  • The ase_props tag is replaced by the newly created Amount property.
  • Since no new tags were added it remains unchanged.
  • Since no new passes were added, ase_pass was only removed.
  • Since no new pragmas were added, ase_pragma was only removed.
  • Since no new vertex data were added, ase_vdata was only removed.
  • Since no new interpolators were added, ase_interp was only removed
  • The ase_globals tag was replaced by the _Amount variable declaration.

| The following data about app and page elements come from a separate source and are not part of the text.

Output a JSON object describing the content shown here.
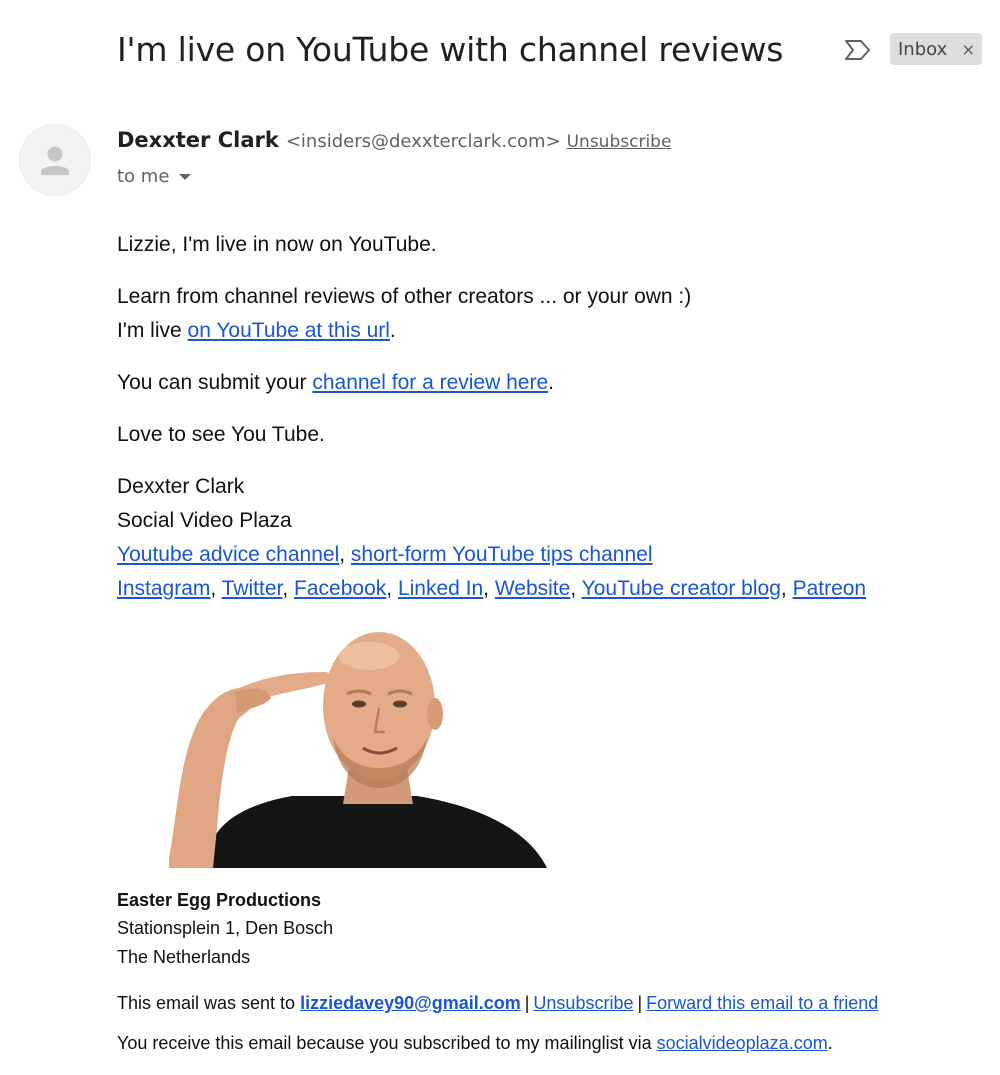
{
  "email": {
    "subject": "I'm live on YouTube with channel reviews",
    "label_chip": {
      "text": "Inbox",
      "remove_glyph": "×"
    },
    "sender": {
      "name": "Dexxter Clark",
      "email": "<insiders@dexxterclark.com>",
      "unsubscribe": "Unsubscribe"
    },
    "recipient": "to me"
  },
  "body": {
    "greeting": "Lizzie, I'm live in now on YouTube.",
    "learn_line": "Learn from channel reviews of other creators ... or your own :)",
    "live_prefix": "I'm live ",
    "live_link": "on YouTube at this url",
    "live_suffix": ".",
    "submit_prefix": "You can submit your ",
    "submit_link": "channel for a review here",
    "submit_suffix": ".",
    "love_line": "Love to see You Tube."
  },
  "signature": {
    "name": "Dexxter Clark",
    "company": "Social Video Plaza",
    "channel_links": [
      "Youtube advice channel",
      "short-form YouTube tips channel"
    ],
    "social_links": [
      "Instagram",
      "Twitter",
      "Facebook",
      "Linked In",
      "Website",
      "YouTube creator blog",
      "Patreon"
    ],
    "separator": ", "
  },
  "footer": {
    "company": "Easter Egg Productions",
    "address_line1": "Stationsplein 1, Den Bosch",
    "address_line2": "The Netherlands",
    "sent_prefix": "This email was sent to ",
    "sent_email": "lizziedavey90@gmail.com",
    "unsubscribe": "Unsubscribe",
    "forward": "Forward this email to a friend",
    "pipe": "|",
    "reason_prefix": "You receive this email because you subscribed to my mailinglist via ",
    "reason_link": "socialvideoplaza.com",
    "reason_suffix": "."
  },
  "icons": {
    "importance": "importance-marker-icon",
    "avatar": "default-person-avatar-icon",
    "caret": "caret-down-icon"
  },
  "colors": {
    "link": "#1a55d6",
    "chip_bg": "#dddddd",
    "meta_text": "#5f6368"
  }
}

Also a _MainTex_ST variable was declared which will be used to calculate texture coordinates.
  • Since no new vertex function parameters were added, ase_vert_input was only removed.
  • Since no new vertex instructions were added, ase_vert_code was only removed.
  • Since the Local Vertex input port is not connected ase_vert_out is removed but it keeps the default float3(0,0,0) value assigned to the o.vertex.xyz += operation.
  • Since no new fragment function parameters were added, ase_frag_input was only removed.
  • The ase_frag_code tag was replaced with all the necessary code for textures fetching, applying the Luminance function and creating the Lerp result.
  • Since Frag Color input color is connected,ase_frag_out is removed and the default value is replaced with the new lerp result.

Examples

Please check the folder AmplifyShaderEditor > Examples > Official > TemplateExamples on your Amplify Shader Editor package for samples using each one of the available templates.